Despite being fired in shame by Donald Trump’s enormous adult sons, Corey Lewandowski will not be exiting your life any time soon. This afternoon, CNN announced that it has hired Trump’s ex-campaign manager as a political commentator. Per Politico, the position is salaried and will make Lewandowski exclusive to CNN.
Last night, the New York Times reported on Iowa Congressman Steve King’s attempt to block the Obama administration from changing the face of the $20 bill from Andrew Jackson to the black abolitionist Harriet Tubman. At first glance, the piece reads as straightforward, workaday journalism. On closer inspection, however, it reveals a few of the paper of record’s most entrenched pathologies.
Gawker Media has filed for bankruptcy. The specific circumstances leading to that bankruptcy are unique and bizarre. The fact of a media company declaring itself bankrupt, however, is pretty much a commonplace. Under other conditions—even facing down a different, more conventionally motivated lawsuit—Gawker’s bankruptcy process might seem somewhat straightforward.
Perhaps the most embarrassing aspect of filing for bankruptcy is the well-meaning condolence note from a friend. “I’m so sorry,” more than one has written. That sympathy is often followed by fear for what Facebook director Peter Thiel’s revenge campaign—a billionaire secretly funding lawsuits against publishers, editors, and writers for stories that disrespected him and his friends—means for the functioning of a critical press.
We in the journalism field suffer the daily indignities of a dying industry, so sometimes our bosses try and cheer us up, usually with room temperature pizza sitting in clotted pools of grease.
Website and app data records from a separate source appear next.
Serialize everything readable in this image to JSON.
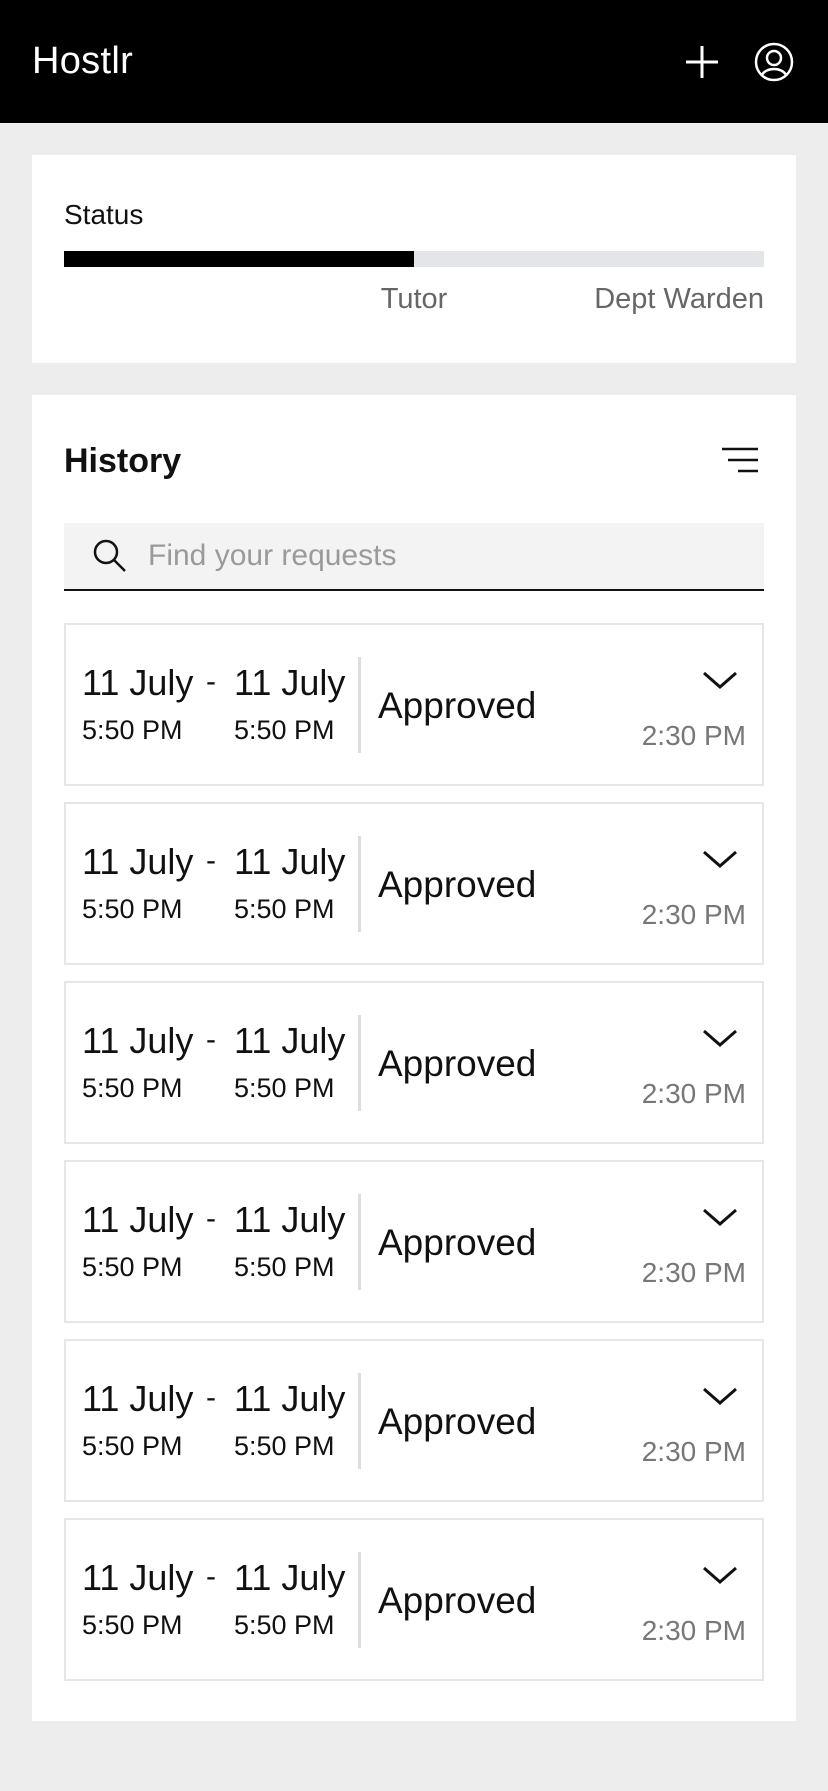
{
  "app": {
    "title": "Hostlr"
  },
  "status": {
    "title": "Status",
    "progress": 0.5,
    "steps": [
      "Tutor",
      "Dept Warden"
    ]
  },
  "history": {
    "title": "History",
    "search": {
      "placeholder": "Find your requests",
      "value": ""
    },
    "items": [
      {
        "from_date": "11 July",
        "from_time": "5:50 PM",
        "to_date": "11 July",
        "to_time": "5:50 PM",
        "status": "Approved",
        "time": "2:30 PM"
      },
      {
        "from_date": "11 July",
        "from_time": "5:50 PM",
        "to_date": "11 July",
        "to_time": "5:50 PM",
        "status": "Approved",
        "time": "2:30 PM"
      },
      {
        "from_date": "11 July",
        "from_time": "5:50 PM",
        "to_date": "11 July",
        "to_time": "5:50 PM",
        "status": "Approved",
        "time": "2:30 PM"
      },
      {
        "from_date": "11 July",
        "from_time": "5:50 PM",
        "to_date": "11 July",
        "to_time": "5:50 PM",
        "status": "Approved",
        "time": "2:30 PM"
      },
      {
        "from_date": "11 July",
        "from_time": "5:50 PM",
        "to_date": "11 July",
        "to_time": "5:50 PM",
        "status": "Approved",
        "time": "2:30 PM"
      },
      {
        "from_date": "11 July",
        "from_time": "5:50 PM",
        "to_date": "11 July",
        "to_time": "5:50 PM",
        "status": "Approved",
        "time": "2:30 PM"
      }
    ]
  },
  "icons": {
    "add": "plus-icon",
    "profile": "user-circle-icon",
    "filter": "filter-lines-icon",
    "search": "search-icon",
    "expand": "chevron-down-icon"
  },
  "colors": {
    "header_bg": "#000000",
    "progress_fill": "#000000",
    "progress_track": "#e3e5e9"
  }
}
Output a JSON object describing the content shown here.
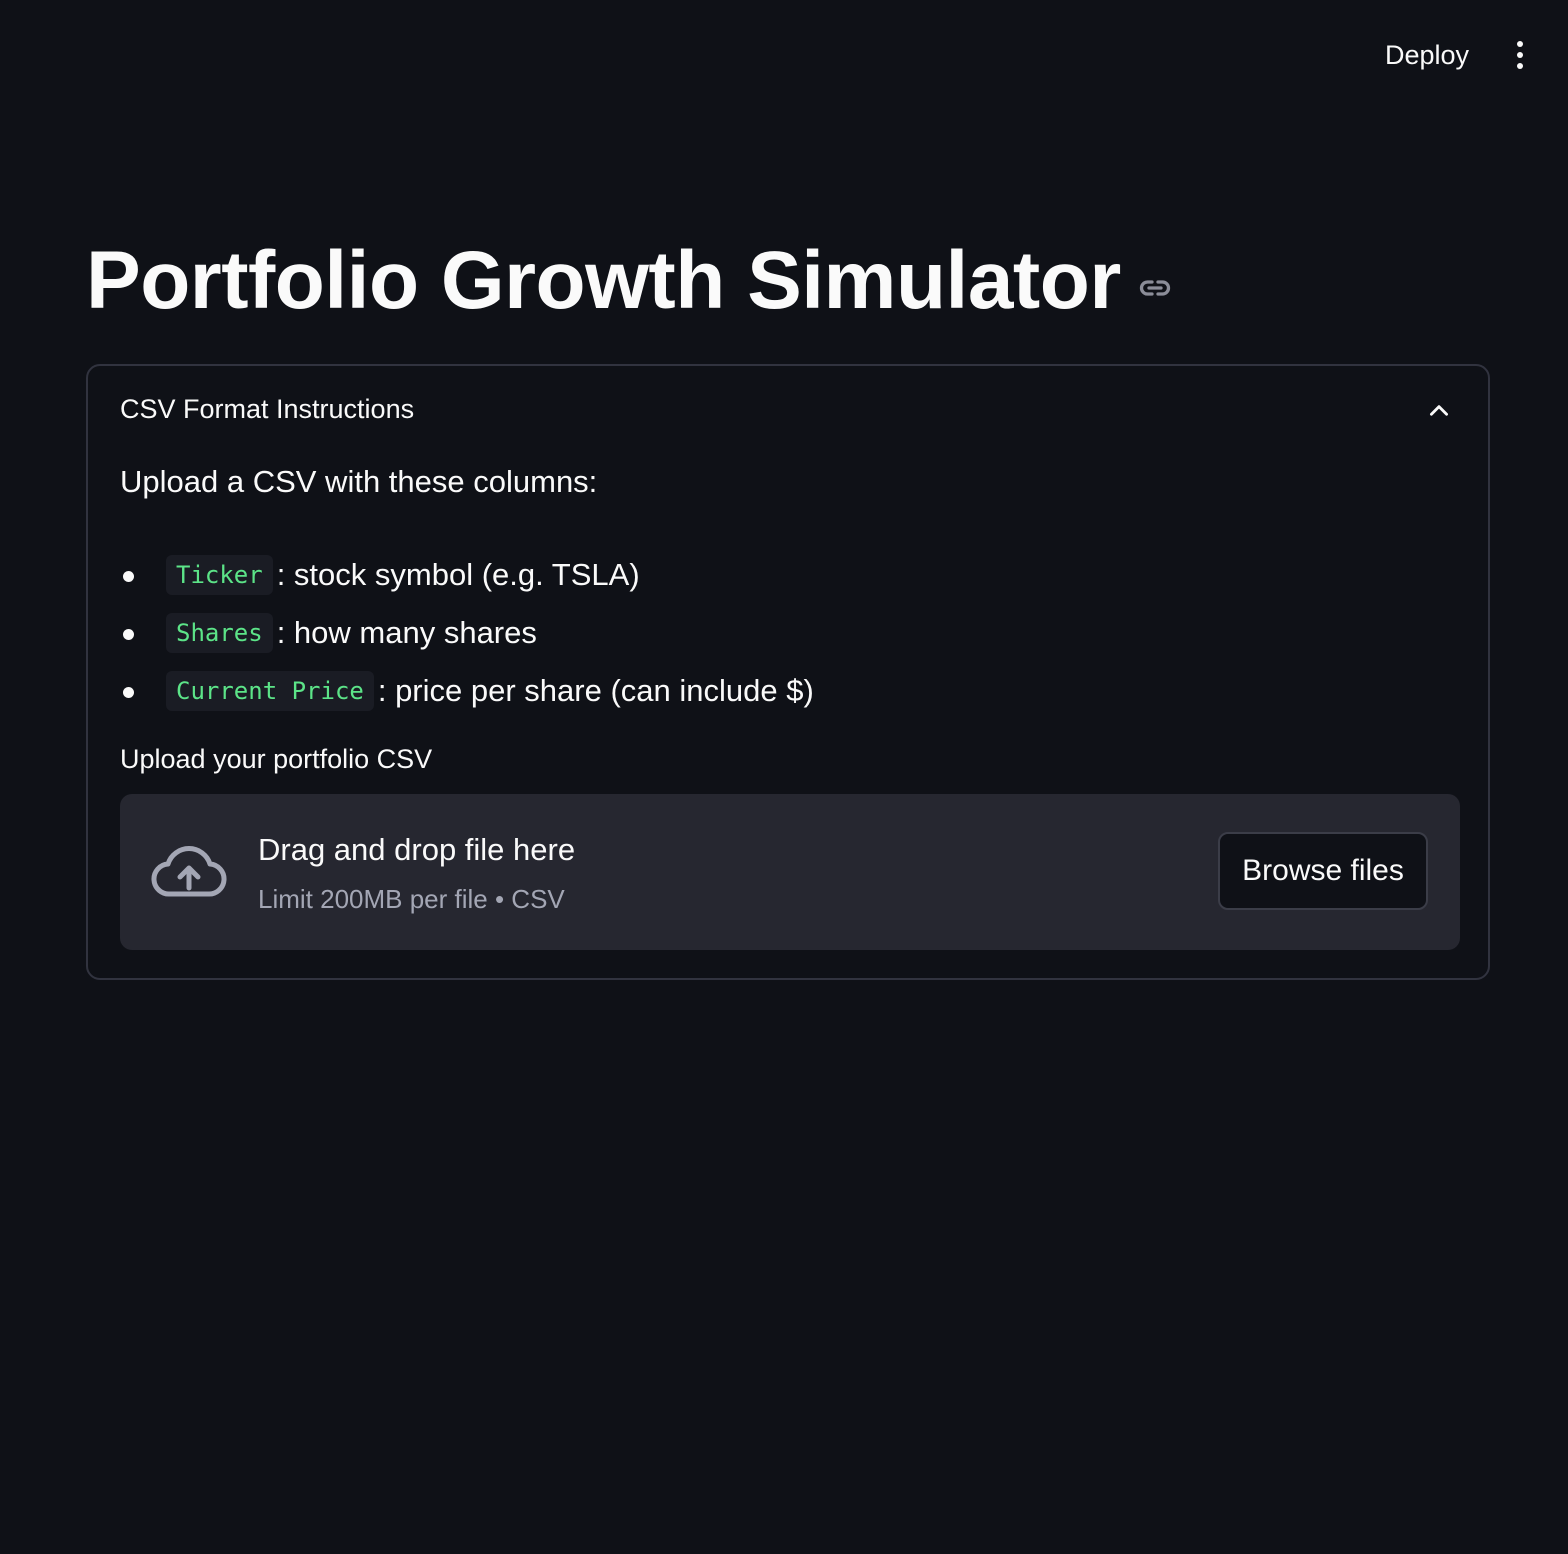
{
  "toolbar": {
    "deploy_label": "Deploy",
    "menu_icon": "more-vertical-icon"
  },
  "header": {
    "title": "Portfolio Growth Simulator",
    "anchor_icon": "link-icon"
  },
  "expander": {
    "title": "CSV Format Instructions",
    "state": "expanded",
    "intro": "Upload a CSV with these columns:",
    "columns": [
      {
        "code": "Ticker",
        "description": ": stock symbol (e.g. TSLA)"
      },
      {
        "code": "Shares",
        "description": ": how many shares"
      },
      {
        "code": "Current Price",
        "description": ": price per share (can include $)"
      }
    ],
    "uploader": {
      "label": "Upload your portfolio CSV",
      "drop_title": "Drag and drop file here",
      "drop_limit": "Limit 200MB per file • CSV",
      "browse_label": "Browse files",
      "icon": "cloud-upload-icon"
    }
  },
  "colors": {
    "background": "#0f1117",
    "text": "#fafafa",
    "code_text": "#5ce488",
    "dropzone": "#262730",
    "border": "#31333f"
  }
}
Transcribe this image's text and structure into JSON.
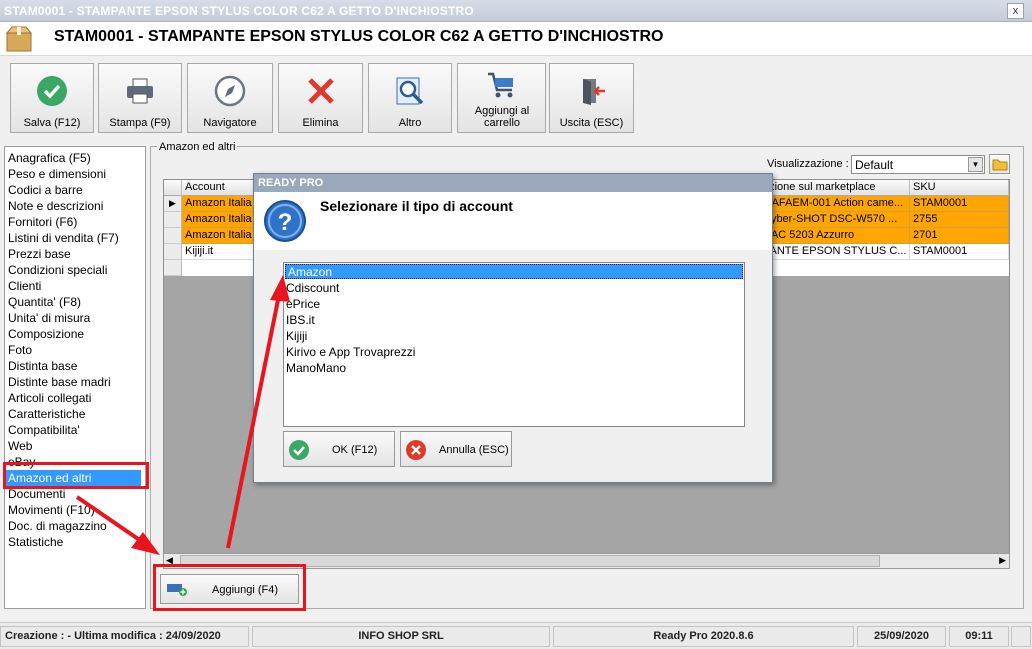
{
  "window": {
    "title": "STAM0001 - STAMPANTE EPSON STYLUS COLOR C62 A GETTO D'INCHIOSTRO",
    "close_label": "x"
  },
  "header": {
    "title": "STAM0001 - STAMPANTE EPSON STYLUS COLOR C62 A GETTO D'INCHIOSTRO"
  },
  "toolbar": [
    {
      "label": "Salva (F12)",
      "icon": "check-icon"
    },
    {
      "label": "Stampa (F9)",
      "icon": "printer-icon"
    },
    {
      "label": "Navigatore",
      "icon": "compass-icon"
    },
    {
      "label": "Elimina",
      "icon": "delete-x-icon"
    },
    {
      "label": "Altro",
      "icon": "magnifier-icon"
    },
    {
      "label": "Aggiungi al carrello",
      "icon": "cart-icon"
    },
    {
      "label": "Uscita (ESC)",
      "icon": "exit-door-icon"
    }
  ],
  "sidebar": {
    "items": [
      "Anagrafica (F5)",
      "Peso e dimensioni",
      "Codici a barre",
      "Note e descrizioni",
      "Fornitori (F6)",
      "Listini di vendita (F7)",
      "Prezzi base",
      "Condizioni speciali",
      "Clienti",
      "Quantita' (F8)",
      "Unita' di misura",
      "Composizione",
      "Foto",
      "Distinta base",
      "Distinte base madri",
      "Articoli collegati",
      "Caratteristiche",
      "Compatibilita'",
      "Web",
      "eBay",
      "Amazon ed altri",
      "Documenti",
      "Movimenti (F10)",
      "Doc. di magazzino",
      "Statistiche"
    ],
    "selected": "Amazon ed altri"
  },
  "panel": {
    "caption": "Amazon ed altri",
    "view_label": "Visualizzazione :",
    "view_value": "Default"
  },
  "grid": {
    "columns": [
      "Account",
      "rizione sul marketplace",
      "SKU"
    ],
    "rows": [
      {
        "account": "Amazon Italia",
        "desc": "o AFAEM-001 Action came...",
        "sku": "STAM0001",
        "highlight": true
      },
      {
        "account": "Amazon Italia",
        "desc": "Cyber-SHOT DSC-W570 ...",
        "sku": "2755",
        "highlight": true
      },
      {
        "account": "Amazon Italia",
        "desc": "RAC 5203 Azzurro",
        "sku": "2701",
        "highlight": true
      },
      {
        "account": "Kijiji.it",
        "desc": "PANTE EPSON STYLUS C...",
        "sku": "STAM0001",
        "highlight": false
      }
    ],
    "highlight_color": "#ffa500"
  },
  "dialog": {
    "title": "READY PRO",
    "prompt": "Selezionare il tipo di account",
    "options": [
      "Amazon",
      "Cdiscount",
      "ePrice",
      "IBS.it",
      "Kijiji",
      "Kirivo e App Trovaprezzi",
      "ManoMano"
    ],
    "selected": "Amazon",
    "ok_label": "OK (F12)",
    "cancel_label": "Annulla (ESC)"
  },
  "add_button": {
    "label": "Aggiungi (F4)"
  },
  "status": {
    "created": "Creazione :  - Ultima modifica : 24/09/2020",
    "company": "INFO SHOP SRL",
    "version": "Ready Pro 2020.8.6",
    "date": "25/09/2020",
    "time": "09:11"
  },
  "annotations": {
    "color": "#e8141e"
  }
}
Bad pizza is better than some alternatives, though, such as the cake recently served to some staffers of The Oregonian which caused their bodies to spew shit like a punctured oil pipe.
One day after the Silicon Valley billionaire Peter Thiel revealed his clandestine legal attack on Gawker Media to the New York Times, Gawker reporter Ashley Feinberg published a lengthy investigation that sought to solve the enduring mystery of Donald Trump’s infamous mane, which she described as a “cotton candy hairspray labyrinth.”